Head almost as broad as long. Floor of the disc more convex posteriorly and flat anteriorly. Vertexal angles simply angulate medially. Humeral angles simply angulate. Pronotal sides straight. Mesonotum and scutellum flat. Sides of the basal face with a small pair of short, round denticles and with a pair of large, stout teeth, slightly diverging and directed backwards. Petiolar sides with a pair of very small denticles. Postpetiolar spines less developed and smaller. Gaster longer and with more protruding lobes.

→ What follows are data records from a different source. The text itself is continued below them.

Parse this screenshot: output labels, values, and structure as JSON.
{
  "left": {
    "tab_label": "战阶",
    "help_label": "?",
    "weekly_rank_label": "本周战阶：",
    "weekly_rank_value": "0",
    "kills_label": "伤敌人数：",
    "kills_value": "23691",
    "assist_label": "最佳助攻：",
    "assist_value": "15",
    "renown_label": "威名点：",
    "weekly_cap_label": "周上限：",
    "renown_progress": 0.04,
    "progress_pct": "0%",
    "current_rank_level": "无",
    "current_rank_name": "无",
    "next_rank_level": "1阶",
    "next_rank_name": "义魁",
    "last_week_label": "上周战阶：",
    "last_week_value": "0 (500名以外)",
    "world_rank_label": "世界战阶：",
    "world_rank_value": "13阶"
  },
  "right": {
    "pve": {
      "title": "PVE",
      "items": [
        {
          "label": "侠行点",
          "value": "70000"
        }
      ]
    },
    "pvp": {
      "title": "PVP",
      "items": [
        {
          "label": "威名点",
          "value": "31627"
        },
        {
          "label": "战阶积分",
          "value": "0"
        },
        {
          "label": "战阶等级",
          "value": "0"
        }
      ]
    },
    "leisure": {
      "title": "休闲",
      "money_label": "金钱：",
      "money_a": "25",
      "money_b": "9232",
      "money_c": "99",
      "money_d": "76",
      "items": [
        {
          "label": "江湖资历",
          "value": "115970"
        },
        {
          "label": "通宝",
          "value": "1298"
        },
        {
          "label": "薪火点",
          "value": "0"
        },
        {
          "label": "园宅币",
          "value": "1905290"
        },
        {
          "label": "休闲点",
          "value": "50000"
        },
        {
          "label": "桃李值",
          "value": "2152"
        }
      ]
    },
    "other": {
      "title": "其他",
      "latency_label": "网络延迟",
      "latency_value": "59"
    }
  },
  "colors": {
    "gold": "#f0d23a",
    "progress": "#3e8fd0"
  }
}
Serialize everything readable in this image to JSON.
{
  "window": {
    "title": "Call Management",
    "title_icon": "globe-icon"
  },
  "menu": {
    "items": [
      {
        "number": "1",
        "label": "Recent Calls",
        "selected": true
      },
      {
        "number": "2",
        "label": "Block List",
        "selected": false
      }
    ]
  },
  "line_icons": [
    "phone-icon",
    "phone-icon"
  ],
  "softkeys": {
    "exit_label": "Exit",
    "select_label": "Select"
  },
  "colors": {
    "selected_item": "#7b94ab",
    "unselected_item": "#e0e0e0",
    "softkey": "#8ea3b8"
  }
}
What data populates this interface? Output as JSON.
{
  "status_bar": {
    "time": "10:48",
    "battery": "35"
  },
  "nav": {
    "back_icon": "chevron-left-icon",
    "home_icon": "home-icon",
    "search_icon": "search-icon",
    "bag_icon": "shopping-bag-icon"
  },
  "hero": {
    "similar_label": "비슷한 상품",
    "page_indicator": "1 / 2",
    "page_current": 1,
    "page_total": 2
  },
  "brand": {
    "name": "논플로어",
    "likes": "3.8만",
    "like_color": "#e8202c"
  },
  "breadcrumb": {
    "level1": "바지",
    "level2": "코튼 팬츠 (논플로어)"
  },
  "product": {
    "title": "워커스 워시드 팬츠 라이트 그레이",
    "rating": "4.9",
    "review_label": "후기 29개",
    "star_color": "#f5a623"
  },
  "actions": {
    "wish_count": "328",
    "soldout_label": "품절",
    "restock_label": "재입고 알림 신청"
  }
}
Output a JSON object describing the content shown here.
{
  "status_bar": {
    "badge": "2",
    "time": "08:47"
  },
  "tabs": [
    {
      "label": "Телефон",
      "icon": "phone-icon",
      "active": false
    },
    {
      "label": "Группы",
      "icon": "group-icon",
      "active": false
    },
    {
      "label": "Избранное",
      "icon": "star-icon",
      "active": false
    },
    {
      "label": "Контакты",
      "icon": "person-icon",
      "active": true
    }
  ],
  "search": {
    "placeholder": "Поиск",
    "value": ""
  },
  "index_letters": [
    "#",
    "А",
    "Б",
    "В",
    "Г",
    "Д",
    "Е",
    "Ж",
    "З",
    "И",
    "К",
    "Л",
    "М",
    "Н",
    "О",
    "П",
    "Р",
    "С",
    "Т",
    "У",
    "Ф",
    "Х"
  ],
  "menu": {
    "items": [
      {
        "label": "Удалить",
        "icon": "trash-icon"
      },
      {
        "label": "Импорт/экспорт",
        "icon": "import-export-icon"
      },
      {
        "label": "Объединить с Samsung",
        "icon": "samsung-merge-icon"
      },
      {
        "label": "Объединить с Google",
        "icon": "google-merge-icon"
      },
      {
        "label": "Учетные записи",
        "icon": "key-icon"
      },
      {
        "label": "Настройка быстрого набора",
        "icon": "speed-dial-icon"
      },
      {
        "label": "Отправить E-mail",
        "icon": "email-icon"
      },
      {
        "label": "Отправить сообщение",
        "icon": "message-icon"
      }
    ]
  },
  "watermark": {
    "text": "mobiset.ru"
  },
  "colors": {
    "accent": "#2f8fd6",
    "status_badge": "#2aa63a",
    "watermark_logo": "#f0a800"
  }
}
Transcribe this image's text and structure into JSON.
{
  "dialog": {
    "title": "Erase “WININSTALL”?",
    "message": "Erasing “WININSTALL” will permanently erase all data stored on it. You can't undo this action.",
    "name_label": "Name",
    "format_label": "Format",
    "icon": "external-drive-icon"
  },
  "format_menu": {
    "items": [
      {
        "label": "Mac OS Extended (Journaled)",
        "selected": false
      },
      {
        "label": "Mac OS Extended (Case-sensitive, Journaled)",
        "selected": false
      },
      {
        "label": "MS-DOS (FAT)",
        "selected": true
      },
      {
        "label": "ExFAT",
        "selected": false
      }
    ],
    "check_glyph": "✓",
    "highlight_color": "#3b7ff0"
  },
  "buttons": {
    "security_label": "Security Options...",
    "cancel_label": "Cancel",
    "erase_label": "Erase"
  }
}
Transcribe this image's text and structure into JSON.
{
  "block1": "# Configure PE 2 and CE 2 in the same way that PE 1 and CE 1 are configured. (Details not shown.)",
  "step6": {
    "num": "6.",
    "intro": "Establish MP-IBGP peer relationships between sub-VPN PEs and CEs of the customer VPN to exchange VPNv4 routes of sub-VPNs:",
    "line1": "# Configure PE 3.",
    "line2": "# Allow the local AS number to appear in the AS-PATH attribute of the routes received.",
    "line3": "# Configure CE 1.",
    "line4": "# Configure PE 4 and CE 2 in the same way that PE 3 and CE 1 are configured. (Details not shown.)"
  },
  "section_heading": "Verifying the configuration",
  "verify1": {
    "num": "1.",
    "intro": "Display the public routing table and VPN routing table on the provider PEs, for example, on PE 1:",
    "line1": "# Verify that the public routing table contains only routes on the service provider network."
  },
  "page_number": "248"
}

Sculpture. Foveae denser on the ventral part of the head, less regular and sparser on the mesosoma Propleurae with denser rugosities.

Pilosity. Head dorsum with hair types (1) and (2) almost in the same proportions. Mesosoma, pedicel, first gastral tergite and legs with rare, subtruncate hairs of type (2). Posterior border of the gastral tergites with denser hairs of type (4).

Colour. As in the soldier except for the presence of a pair of yellow spots close to the posterior border of the first gastral tergite.

Measurements (in mm) and indices: TL 9.06; HL 1.70; HW 1.72; EL 0.38; PW 1.72; PeW 0.69; PpW 0.85; HBaL 0.50; HBaW 0.16; CI 101.2; PI 100.0; PPeI 249.3; PPpI 202.3; HBaI 32.0.

Type Material

Holotype: worker, Argentina, Rosario, W. M. Davis Museum of Comparative Zoology. Paratype: 1 gyne, same data as the holotype MCZ.


This species is named from the Latin supercilium (= eyebrow), referred to the long hairs on the border of the frontal carinae.


References based on Global Ant Biodiversity Informatics

  • de Andrade, M.L. & C. Baroni Urbani. 1999. Diversity and Adaptation in the ant genus Cephalotes, past and present. Stuttgarter Beitrage zur Naturkunde Serie B 271. 893 pages, Stuttgart